A pension can be defined as an allotment into which a measure of money is augmented during a staffer’s service years and which expenditures are drawn to fund the person’s retirement from work in the form of cyclic incomes. A recipient of a pension or retirement plan is called a pensioner or retiree. Companies and all tiers of the government procure pensions for their staff.
In Nigeria, the defined contribution scheme was introduced in the year 2004 under the Pension Reform Act, where the employer contributes 10% of her/his salary and the employer contributes 8%. The employee ends up receiving the money when retired. According to statistics, most of Nigerian’s labour force is without a pension policy, of over 69 million people in the labour force, only about 7 million can boast of pension accounts.
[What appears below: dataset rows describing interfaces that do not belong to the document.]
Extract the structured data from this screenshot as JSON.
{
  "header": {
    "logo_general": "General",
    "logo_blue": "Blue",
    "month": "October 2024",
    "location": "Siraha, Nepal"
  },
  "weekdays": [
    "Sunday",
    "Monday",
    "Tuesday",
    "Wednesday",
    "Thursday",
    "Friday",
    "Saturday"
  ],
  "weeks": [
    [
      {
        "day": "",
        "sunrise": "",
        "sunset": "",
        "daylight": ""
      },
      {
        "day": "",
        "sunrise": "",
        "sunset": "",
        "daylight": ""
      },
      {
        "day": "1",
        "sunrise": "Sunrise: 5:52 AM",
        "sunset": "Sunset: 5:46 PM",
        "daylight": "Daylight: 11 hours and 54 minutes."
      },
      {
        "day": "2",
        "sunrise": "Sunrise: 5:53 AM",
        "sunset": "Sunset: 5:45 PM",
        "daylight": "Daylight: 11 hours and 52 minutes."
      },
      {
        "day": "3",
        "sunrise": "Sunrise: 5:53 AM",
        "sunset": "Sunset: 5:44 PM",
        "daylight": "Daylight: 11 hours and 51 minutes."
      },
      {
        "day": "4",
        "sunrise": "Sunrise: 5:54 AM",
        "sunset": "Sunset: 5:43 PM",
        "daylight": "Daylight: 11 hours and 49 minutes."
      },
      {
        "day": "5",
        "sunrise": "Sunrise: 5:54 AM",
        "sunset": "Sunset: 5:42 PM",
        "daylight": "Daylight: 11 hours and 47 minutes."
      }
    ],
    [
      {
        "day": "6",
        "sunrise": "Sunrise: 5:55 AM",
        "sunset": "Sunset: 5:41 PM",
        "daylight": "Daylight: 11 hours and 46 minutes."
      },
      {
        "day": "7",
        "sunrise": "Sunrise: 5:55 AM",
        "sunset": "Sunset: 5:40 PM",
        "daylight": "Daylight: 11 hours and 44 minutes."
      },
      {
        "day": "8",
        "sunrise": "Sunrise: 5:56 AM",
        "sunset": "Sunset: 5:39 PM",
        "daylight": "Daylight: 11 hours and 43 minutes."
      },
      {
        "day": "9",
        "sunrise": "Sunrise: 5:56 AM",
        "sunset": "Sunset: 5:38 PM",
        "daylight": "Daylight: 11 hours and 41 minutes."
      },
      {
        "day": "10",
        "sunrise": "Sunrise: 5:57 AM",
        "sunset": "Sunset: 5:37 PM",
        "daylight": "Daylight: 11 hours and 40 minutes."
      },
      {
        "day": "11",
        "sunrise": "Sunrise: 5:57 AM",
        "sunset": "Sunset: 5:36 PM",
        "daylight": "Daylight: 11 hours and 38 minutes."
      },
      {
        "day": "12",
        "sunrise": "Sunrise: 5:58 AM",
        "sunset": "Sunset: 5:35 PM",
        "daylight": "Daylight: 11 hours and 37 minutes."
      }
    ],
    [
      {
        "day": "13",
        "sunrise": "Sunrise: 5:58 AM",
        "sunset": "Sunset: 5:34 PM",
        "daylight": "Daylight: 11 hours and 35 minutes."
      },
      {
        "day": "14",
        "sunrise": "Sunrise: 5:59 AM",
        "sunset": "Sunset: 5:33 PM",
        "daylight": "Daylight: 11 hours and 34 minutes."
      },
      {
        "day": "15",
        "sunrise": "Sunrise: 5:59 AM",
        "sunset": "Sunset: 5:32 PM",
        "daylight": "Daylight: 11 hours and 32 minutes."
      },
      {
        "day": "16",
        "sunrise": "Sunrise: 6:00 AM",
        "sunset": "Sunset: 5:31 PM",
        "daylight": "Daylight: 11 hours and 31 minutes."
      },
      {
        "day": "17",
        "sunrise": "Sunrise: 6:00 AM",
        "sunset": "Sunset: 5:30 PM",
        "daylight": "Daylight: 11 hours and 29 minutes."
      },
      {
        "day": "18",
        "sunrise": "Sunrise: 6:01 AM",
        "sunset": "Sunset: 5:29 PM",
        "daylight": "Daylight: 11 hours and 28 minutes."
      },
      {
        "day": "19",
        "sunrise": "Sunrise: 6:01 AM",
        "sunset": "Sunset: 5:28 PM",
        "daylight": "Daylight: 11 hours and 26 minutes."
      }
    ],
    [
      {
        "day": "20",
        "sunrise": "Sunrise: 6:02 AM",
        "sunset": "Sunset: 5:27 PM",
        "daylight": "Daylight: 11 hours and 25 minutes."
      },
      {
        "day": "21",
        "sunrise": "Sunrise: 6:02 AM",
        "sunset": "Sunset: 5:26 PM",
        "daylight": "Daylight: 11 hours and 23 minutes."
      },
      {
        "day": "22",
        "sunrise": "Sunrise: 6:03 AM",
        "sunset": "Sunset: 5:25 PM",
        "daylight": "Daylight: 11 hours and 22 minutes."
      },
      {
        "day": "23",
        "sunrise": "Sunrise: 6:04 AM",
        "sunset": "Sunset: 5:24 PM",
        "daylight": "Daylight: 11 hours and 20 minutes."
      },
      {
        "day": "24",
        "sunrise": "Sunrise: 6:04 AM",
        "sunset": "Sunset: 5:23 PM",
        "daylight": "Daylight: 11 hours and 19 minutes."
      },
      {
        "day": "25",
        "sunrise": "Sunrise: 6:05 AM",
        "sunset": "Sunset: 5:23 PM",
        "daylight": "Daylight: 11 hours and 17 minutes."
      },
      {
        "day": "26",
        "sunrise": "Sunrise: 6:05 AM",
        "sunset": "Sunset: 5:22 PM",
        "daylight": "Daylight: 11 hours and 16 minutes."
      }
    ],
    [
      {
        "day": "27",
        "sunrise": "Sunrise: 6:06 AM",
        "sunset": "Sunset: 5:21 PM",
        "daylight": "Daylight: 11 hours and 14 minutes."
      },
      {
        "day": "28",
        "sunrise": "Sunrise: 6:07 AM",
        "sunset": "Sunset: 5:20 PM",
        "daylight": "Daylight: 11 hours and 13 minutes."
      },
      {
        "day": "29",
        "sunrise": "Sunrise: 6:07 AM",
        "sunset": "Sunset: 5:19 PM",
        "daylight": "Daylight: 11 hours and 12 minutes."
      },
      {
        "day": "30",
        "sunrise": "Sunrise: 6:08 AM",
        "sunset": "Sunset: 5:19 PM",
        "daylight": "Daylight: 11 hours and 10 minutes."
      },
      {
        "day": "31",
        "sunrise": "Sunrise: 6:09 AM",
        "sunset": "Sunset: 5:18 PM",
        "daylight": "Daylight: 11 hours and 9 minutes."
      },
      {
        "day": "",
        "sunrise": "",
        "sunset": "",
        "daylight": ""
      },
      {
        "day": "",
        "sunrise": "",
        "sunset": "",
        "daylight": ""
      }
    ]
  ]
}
Employees are not allowed the privileges to a pension, not until they retire or clock 50. So if you retire before 50, you’ll have to wait it out and also, if you’re still working at 50, you wouldn’t be granted access until you retire. In this article, you would be shown how to calculate your pension and everything you need to know about your pension contributions, the dos and don’ts and how to construct a better future around it.
It was already mentioned above about the 10% employer and 8% employee contributions, but what most employees don’t know is that it can be increased either by the employer, employee or both. Being able to calculate pension should be an added skill every Nigerian labour force should acquire.
Let’s take an example for starters;
● If Oge makes N800,000 while she works for Moonwalks Ltd, Moonwalks Ltd is presumed to contribute a minimum of N80,000 to the policy monthly, while Oge contributes a minimum of N70,000 to the policy monthly, every month until she retires. If Oge or Moonwalks Ltd so wish, they can choose to boost the percentage they contribute monthly, however, they can not render anything less than 8% and 10% respectively. If Moonwalks Ltd chooses to be generous and bears the full responsibility towards paying Oge’s pension, the PRA in this scenario says they would have to pay at least a minimum of 20% of Oge’s pay monthly for the entire monthly emoluments.
● Now, if Oge works for Moonwalks Ltd for 25 years and her average salary is #500,000, her pension after would sum up to a total #2,250,000.
When she retires, she can decide on how the money should be paid to her and there’re various options:
1. Withdrawing on a monthly or quarterly basis
2. Withdrawing a bulk sum, only if there is enough to be withdrawn from in the future (should be around 25–50% of the money in her retirement account).
In summary, an employee contributes 8% of their monthly pay and the employer contributes 10%, this can be increased by both parties as time goes or the employer can choose to cover all contributions. At retirement age (50 or more), you can choose how to access your pensions.